Monday’s storm caused extensive flooding at all Long Island state park beaches, but no more than in previous nor’easters and any erosion was not expected to have significant or long-lasting effects, a state parks official said Tuesday.
New York State Parks Deputy Regional Director for Long Island George Gorman said all seven beach areas — including Jones Beach, Robert Moses State Park, Heckscher State Park, the Montauk beach near Hither Hills, Orient Beach State Park, Sunken Meadow State Park and Wildwood State Park — also experienced minor to moderate erosion but that any lost sand would be naturally replenished.
“This storm had a significant impact on the beaches similar to some major storms that we’ve seen, but not to the level of a major hurricane or superstorm Sandy,” Gorman said in an interview Tuesday morning as he was about to start surveying damage along the beaches.
Gorman said those looking forward to visiting the beaches when the weather gets warmer will have nothing to worry about.
“We’re not concerned regarding lasting effects — we know that the water will recede and the sand will naturally be replenished along the beaches in the spring and summer so there’ll be no problem with accommodating visitors,” Gorman said.
Gorman said overnight reports from state parks managers that are still being compiled showed that while parts of Jones Beach were flooded, more damage was prevented because of Sandy funding that allowed a retaining wall to be constructed before Monday’s storm.
“The west bath house area going east to Field Number 6 is completely underwater, but the walkways and boardwalk facility areas have not flooded — there’s no damage,” Gorman said. “As a result of funding from superstorm Sandy, over the weekend and [Monday] morning we built a wall of sand in front of the central area of the beach that protected the boardwalk and central mall facility building.”
Still, the theater was flooded, with water rising above the orchestra area, Gorman said, adding there was no erosion on the ocean side and minimal erosion on the bay side.
As another example of flooding at the beaches, Gorman said there was an estimated “80 to 90 feet” of erosion at Robert Moses State Park along the entire shoreline.
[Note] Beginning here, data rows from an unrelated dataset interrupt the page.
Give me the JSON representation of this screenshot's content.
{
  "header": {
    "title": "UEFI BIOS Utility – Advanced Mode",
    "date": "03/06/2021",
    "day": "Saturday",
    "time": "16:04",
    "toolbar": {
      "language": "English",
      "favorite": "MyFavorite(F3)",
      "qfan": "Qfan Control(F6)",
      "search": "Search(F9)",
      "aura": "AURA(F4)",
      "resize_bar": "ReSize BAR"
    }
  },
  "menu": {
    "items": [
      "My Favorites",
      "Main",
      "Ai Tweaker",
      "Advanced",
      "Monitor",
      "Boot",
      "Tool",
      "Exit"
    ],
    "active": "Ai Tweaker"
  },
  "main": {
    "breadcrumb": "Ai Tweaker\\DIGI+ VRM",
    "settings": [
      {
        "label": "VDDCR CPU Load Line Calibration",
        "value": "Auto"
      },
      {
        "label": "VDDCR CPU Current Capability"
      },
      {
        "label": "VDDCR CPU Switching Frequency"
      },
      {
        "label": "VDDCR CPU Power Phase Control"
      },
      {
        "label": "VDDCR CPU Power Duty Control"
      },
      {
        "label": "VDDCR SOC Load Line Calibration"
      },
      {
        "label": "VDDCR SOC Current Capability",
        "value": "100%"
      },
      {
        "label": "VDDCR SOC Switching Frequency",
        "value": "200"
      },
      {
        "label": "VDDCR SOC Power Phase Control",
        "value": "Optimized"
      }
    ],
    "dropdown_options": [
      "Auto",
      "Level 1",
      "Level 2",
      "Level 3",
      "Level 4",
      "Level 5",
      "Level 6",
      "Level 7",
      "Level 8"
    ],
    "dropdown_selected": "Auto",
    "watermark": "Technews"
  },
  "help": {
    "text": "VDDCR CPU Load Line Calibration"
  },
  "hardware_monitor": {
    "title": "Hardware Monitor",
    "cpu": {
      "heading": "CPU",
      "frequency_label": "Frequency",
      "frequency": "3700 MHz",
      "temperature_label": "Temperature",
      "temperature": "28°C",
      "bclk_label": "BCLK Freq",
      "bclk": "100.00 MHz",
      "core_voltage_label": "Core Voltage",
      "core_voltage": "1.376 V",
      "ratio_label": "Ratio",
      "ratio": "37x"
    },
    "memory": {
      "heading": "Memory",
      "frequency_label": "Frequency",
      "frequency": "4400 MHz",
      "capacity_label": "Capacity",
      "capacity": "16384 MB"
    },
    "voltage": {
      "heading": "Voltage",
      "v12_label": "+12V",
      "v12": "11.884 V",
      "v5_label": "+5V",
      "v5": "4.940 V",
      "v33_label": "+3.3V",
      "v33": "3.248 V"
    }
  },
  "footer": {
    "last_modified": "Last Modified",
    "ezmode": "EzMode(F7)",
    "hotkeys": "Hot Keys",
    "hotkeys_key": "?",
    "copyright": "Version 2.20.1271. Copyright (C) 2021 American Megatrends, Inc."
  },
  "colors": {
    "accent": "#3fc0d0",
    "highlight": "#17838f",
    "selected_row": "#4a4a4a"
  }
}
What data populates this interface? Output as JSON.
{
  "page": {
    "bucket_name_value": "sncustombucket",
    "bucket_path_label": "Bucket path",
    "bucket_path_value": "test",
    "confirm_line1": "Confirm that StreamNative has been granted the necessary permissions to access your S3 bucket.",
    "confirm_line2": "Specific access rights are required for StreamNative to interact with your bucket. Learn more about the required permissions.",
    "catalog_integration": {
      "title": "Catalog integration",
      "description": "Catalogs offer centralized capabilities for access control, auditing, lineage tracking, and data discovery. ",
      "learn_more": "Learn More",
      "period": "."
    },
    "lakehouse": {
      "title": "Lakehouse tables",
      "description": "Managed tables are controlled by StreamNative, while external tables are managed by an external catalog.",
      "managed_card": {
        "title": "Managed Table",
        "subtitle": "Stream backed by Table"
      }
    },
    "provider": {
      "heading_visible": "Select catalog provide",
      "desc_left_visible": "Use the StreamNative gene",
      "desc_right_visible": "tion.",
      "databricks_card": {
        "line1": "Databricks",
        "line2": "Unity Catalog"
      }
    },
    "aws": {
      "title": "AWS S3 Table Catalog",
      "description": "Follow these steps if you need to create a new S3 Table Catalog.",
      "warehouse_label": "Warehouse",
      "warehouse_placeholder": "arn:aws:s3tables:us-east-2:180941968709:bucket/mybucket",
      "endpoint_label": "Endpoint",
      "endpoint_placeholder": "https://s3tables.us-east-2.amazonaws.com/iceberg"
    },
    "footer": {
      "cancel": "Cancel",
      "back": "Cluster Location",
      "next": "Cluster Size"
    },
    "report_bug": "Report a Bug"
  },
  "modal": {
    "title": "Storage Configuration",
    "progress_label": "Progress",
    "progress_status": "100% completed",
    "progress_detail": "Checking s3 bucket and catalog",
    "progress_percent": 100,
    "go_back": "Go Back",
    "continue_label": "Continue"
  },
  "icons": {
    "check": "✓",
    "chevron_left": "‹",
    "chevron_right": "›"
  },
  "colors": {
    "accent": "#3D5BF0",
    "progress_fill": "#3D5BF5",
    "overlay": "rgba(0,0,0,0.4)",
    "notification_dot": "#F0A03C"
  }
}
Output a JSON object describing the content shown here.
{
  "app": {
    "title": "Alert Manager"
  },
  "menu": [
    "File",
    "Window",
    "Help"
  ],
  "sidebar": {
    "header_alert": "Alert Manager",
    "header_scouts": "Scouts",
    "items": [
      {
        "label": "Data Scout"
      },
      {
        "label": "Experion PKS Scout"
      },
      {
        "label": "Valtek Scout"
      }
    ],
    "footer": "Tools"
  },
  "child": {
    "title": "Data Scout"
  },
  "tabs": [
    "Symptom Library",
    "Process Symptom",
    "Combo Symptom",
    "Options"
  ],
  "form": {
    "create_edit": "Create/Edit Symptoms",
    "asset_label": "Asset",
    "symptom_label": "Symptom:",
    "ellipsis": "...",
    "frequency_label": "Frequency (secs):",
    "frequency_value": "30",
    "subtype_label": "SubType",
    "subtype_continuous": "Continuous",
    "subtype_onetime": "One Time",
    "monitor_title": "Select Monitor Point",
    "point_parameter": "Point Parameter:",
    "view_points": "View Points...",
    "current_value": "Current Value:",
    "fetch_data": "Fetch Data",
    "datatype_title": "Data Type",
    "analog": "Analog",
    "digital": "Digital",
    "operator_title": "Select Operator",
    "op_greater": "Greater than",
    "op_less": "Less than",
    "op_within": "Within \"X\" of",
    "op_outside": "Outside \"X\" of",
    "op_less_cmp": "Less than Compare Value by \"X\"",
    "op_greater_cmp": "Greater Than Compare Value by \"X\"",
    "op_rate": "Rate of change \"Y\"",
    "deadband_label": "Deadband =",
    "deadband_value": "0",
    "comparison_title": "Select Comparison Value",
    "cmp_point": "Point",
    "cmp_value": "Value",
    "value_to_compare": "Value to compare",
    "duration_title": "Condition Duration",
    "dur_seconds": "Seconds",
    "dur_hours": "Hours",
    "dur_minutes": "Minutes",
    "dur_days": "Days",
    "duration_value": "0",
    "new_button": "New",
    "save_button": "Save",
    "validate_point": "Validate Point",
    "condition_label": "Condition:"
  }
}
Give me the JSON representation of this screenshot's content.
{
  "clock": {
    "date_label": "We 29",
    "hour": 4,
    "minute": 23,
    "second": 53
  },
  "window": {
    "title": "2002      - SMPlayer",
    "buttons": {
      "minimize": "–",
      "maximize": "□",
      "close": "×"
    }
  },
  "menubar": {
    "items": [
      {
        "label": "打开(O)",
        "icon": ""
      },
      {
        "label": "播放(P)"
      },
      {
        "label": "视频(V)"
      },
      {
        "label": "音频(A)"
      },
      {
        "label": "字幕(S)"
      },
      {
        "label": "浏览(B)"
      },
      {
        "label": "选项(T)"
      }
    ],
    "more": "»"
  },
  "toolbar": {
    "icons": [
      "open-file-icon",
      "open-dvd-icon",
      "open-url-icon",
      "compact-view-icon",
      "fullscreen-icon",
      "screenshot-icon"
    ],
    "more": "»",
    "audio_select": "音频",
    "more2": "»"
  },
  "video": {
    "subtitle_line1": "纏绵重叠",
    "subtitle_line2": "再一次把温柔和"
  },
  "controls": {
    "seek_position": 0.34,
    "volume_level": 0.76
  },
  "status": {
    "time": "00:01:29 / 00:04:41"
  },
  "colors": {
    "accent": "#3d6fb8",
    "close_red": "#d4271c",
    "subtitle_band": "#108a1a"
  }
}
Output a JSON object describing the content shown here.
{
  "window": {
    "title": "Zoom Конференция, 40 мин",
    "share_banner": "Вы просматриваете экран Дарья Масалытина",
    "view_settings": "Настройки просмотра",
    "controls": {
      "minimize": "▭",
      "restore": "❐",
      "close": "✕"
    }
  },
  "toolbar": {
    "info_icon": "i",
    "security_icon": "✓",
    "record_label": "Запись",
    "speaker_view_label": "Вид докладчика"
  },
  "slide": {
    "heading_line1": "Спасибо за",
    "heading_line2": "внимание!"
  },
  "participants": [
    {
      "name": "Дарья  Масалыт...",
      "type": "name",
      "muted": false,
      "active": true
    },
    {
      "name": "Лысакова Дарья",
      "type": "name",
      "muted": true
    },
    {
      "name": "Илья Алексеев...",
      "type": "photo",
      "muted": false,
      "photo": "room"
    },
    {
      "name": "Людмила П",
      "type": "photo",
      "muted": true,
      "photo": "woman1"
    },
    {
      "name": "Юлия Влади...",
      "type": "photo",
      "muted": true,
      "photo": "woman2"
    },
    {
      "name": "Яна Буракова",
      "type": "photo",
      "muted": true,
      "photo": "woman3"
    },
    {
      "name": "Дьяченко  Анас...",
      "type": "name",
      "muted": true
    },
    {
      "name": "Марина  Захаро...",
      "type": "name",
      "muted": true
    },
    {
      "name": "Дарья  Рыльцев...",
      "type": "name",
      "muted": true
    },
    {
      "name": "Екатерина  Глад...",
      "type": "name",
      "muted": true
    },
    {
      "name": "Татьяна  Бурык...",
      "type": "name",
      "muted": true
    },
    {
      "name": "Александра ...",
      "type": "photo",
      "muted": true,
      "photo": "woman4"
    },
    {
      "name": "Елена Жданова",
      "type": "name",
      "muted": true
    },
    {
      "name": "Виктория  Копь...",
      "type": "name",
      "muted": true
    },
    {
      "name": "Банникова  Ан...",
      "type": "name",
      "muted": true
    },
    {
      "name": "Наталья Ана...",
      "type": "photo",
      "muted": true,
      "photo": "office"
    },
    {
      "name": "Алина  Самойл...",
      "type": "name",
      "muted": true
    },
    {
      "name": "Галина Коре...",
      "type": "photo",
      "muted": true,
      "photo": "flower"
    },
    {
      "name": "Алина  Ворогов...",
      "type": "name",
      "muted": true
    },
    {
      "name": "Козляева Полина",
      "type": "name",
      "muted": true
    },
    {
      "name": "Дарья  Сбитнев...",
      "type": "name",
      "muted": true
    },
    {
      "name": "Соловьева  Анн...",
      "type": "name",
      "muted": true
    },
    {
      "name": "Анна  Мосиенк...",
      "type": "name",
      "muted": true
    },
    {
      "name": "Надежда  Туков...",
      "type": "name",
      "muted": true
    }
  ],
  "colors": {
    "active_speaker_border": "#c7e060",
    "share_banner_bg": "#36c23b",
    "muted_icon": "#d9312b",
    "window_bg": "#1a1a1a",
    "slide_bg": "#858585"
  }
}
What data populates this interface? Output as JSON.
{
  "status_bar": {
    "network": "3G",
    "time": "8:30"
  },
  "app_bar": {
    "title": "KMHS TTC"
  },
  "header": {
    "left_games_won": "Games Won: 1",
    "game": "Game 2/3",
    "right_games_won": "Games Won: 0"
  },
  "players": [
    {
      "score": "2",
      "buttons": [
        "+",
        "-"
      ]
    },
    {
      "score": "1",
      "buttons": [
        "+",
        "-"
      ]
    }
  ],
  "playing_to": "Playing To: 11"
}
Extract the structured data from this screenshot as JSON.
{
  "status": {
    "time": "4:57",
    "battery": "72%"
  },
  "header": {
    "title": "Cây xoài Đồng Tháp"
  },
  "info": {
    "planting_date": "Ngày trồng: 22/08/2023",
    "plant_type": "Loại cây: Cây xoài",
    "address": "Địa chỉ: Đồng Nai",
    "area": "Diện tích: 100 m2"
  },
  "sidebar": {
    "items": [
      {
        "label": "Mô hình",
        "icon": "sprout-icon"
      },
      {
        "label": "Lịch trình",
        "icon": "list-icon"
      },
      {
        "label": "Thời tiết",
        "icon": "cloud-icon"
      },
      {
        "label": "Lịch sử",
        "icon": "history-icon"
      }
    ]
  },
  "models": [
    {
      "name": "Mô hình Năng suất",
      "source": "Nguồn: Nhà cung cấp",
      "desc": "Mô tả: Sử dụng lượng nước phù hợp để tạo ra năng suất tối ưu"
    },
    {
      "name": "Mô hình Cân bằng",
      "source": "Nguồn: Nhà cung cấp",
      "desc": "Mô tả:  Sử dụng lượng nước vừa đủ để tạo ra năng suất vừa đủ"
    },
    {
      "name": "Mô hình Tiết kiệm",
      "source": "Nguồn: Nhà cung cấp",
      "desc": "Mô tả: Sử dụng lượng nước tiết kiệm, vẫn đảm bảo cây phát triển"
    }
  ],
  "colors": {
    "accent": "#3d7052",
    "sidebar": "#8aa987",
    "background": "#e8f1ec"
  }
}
At Orient Beach there was moderate erosion along the Gardiners Bay shoreline and the kayak area was flooded. “There is erosion along the entrance road but the road is open,” Gorman said.
There was some flooding in grassy areas, shoulders, picnic areas and the golf course at Sunken Meadow and there was about 10 feet of erosion on the main beach and double that amount at the Field 2 beach.
In Montauk, where Gorman said by 2:30 p.m. Tuesday it was determined that there was “moderate” erosion, he added, “The beach is underwater up to the beachfront entrance to Hither Hills.” Gorman said any other flooding or damage at the other parks was not immediately available.
In Babylon Town, erosion was the major concern, town spokesman Kevin Bonner said, with water reaching up to the roadway of Ocean Parkway at high tide. Overlook beach is now flat, he said, with six to eight feet of height taken away. All of the town’s beaches suffered some erosion, Bonner said, with a total loss of tens of thousands of cubic yards of sand.
In Ocean Beach on Fire Island, Ocean Beach Police Officer Michael Mills said that by 8 a.m. Tuesday, “Between the ocean and the bay we have flooding up into there — the water is about 2 feet deep and then some on Bay Walk on the bay side.”
Suffolk County Police Marine Bureau Lt. John Fitzgerald said that on Fire Island, “There’s beach erosion and flooding on the inner roads, but everything is passable.”
Islip Town Supervisor Angie Carpenter said it could be another day or two before crews are able to reach the barrier island for a close look at the effects of the storm, including any possible damage to the town’s Atlantique marina.
With Sarah Armaghan and Denise M. Bonilla